Given records
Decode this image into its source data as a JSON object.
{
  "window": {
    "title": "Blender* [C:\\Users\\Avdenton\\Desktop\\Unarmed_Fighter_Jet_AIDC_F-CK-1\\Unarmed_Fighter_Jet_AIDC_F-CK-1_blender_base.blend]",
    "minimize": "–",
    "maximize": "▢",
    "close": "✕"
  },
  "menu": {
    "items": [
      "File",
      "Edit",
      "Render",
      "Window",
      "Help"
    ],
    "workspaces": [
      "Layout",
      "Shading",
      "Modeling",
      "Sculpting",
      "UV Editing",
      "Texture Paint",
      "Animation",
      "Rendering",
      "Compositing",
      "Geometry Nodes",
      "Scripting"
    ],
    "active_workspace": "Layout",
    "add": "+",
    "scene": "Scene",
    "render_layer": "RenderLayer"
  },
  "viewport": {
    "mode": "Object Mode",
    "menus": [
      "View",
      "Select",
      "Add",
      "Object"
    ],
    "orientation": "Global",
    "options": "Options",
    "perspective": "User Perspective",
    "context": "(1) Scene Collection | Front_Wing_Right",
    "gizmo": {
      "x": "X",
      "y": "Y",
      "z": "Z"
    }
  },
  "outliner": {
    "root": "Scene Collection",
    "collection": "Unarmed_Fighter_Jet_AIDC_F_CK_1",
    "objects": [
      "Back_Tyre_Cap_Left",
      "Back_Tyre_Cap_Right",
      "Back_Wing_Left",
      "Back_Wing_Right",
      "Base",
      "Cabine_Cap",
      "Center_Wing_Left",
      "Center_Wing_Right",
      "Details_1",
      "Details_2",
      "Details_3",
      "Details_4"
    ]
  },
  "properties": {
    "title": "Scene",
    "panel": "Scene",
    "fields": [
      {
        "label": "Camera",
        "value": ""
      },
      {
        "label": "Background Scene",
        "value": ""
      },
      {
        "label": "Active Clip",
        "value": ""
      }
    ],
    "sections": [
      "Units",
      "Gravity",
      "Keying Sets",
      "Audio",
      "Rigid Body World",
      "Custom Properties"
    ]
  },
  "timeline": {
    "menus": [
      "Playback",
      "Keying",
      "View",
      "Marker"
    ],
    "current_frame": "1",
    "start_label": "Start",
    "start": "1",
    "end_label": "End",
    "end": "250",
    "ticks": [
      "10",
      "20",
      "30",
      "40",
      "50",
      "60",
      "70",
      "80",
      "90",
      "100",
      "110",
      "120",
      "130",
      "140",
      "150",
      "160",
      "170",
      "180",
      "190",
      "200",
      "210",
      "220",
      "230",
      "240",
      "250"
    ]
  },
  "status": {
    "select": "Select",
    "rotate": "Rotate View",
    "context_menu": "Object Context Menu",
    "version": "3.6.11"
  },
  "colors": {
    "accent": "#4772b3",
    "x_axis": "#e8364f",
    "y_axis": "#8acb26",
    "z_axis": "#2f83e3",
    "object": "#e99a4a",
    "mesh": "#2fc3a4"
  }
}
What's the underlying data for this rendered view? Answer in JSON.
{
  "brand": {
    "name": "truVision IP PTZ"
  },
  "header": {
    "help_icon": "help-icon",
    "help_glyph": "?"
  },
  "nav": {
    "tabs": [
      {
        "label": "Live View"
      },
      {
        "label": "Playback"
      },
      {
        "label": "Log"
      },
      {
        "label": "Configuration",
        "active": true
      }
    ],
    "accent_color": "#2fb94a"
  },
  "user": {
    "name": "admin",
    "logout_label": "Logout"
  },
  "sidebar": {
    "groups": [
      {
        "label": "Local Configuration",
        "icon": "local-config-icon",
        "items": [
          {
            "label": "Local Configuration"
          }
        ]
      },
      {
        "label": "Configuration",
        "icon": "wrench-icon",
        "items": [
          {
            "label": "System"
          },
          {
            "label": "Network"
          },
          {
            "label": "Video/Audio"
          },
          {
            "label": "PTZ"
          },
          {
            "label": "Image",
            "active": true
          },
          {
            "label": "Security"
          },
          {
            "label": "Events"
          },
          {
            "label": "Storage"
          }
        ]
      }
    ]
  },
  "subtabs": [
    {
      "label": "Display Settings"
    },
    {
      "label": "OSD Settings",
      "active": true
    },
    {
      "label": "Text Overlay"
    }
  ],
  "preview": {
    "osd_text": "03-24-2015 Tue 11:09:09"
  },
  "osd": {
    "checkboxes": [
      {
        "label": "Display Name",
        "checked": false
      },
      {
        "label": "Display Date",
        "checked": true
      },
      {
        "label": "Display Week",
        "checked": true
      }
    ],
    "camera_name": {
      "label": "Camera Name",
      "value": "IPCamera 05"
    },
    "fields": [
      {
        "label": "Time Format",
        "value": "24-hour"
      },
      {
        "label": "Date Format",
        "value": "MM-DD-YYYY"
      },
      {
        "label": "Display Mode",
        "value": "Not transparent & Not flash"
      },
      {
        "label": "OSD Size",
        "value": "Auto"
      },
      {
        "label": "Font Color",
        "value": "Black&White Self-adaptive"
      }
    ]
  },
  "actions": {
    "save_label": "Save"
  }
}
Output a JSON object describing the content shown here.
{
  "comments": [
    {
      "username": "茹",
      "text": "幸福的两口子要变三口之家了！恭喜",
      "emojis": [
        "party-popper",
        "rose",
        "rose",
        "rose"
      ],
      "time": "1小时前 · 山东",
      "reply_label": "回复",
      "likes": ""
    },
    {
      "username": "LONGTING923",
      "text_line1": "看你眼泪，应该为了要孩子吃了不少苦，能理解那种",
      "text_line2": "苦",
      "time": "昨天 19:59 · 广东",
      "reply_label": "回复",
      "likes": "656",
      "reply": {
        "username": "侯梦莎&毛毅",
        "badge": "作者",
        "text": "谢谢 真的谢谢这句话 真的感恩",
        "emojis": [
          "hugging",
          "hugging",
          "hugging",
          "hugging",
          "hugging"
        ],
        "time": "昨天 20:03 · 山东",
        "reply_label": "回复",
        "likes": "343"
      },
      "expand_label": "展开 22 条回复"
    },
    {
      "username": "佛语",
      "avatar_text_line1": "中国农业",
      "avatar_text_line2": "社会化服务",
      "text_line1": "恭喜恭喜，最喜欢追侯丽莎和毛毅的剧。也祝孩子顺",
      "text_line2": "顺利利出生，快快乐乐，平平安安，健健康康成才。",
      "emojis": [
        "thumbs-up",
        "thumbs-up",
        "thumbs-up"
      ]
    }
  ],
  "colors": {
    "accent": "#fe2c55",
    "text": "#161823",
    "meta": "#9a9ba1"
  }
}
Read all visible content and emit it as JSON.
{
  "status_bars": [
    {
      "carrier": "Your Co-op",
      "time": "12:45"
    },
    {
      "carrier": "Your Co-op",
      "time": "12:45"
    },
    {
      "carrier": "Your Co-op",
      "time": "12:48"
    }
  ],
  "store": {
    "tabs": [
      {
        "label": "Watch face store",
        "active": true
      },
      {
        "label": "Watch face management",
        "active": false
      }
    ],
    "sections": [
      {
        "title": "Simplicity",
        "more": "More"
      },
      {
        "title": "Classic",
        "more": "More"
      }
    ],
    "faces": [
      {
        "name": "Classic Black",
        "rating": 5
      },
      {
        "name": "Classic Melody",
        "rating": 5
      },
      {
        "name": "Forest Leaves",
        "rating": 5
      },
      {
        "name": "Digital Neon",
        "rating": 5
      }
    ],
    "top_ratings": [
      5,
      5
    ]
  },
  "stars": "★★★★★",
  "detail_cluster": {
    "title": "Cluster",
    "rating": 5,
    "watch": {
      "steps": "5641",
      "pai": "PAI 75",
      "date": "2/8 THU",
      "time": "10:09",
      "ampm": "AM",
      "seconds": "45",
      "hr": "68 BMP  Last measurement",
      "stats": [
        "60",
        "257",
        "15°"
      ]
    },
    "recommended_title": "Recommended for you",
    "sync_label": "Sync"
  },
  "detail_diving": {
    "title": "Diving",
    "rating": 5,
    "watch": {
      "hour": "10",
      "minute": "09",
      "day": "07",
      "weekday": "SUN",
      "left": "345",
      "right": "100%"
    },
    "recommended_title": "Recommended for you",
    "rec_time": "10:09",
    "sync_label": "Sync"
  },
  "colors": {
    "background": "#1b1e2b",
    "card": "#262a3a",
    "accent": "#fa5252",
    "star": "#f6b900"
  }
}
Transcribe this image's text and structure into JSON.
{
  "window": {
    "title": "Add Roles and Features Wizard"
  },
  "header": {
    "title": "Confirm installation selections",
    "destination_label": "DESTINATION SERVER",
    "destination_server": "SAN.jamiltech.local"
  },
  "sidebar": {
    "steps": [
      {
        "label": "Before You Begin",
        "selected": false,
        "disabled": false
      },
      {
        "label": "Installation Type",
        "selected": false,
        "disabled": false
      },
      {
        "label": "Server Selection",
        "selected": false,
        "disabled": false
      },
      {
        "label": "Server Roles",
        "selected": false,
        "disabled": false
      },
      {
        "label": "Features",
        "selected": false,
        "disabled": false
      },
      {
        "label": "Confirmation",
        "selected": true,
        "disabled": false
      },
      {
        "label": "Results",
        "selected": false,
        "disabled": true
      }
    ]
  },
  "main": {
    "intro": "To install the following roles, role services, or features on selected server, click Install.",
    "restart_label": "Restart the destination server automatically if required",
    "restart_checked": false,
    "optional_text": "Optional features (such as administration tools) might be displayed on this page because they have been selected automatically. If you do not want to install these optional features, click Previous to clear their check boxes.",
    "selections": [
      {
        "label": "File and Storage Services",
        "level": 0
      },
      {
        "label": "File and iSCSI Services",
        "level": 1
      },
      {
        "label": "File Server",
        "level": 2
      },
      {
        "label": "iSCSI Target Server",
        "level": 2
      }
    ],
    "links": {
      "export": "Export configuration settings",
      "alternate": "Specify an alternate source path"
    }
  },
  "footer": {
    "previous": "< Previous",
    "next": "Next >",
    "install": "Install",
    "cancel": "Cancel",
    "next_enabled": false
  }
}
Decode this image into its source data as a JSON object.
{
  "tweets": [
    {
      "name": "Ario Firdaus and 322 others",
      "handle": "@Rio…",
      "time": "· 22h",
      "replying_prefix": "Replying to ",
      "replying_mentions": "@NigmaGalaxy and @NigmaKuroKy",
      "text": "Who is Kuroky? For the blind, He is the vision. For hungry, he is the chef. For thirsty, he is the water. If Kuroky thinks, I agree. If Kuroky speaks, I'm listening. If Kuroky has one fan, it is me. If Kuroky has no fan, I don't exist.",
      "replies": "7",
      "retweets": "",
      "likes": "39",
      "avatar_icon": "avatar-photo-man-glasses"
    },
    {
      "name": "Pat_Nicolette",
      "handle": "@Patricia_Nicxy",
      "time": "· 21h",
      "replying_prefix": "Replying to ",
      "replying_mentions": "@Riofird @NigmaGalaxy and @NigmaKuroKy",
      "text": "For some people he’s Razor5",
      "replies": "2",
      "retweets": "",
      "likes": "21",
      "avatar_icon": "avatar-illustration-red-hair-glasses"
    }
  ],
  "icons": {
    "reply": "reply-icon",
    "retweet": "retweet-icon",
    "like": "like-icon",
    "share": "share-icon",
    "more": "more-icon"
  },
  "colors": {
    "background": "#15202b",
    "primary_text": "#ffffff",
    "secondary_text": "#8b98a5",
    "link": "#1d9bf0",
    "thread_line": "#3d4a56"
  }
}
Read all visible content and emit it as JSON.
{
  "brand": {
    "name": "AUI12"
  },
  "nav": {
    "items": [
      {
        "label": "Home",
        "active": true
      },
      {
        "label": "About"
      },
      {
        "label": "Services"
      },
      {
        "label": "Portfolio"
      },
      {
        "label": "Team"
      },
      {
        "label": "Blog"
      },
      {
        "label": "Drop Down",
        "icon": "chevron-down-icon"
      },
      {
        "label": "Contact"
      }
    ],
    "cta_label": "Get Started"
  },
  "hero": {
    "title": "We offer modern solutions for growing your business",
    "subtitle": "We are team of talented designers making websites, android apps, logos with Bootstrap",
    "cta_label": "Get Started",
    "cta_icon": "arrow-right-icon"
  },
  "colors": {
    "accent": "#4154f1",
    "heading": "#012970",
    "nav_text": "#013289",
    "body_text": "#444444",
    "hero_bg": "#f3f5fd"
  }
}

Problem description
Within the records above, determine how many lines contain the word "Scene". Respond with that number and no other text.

The completed task
6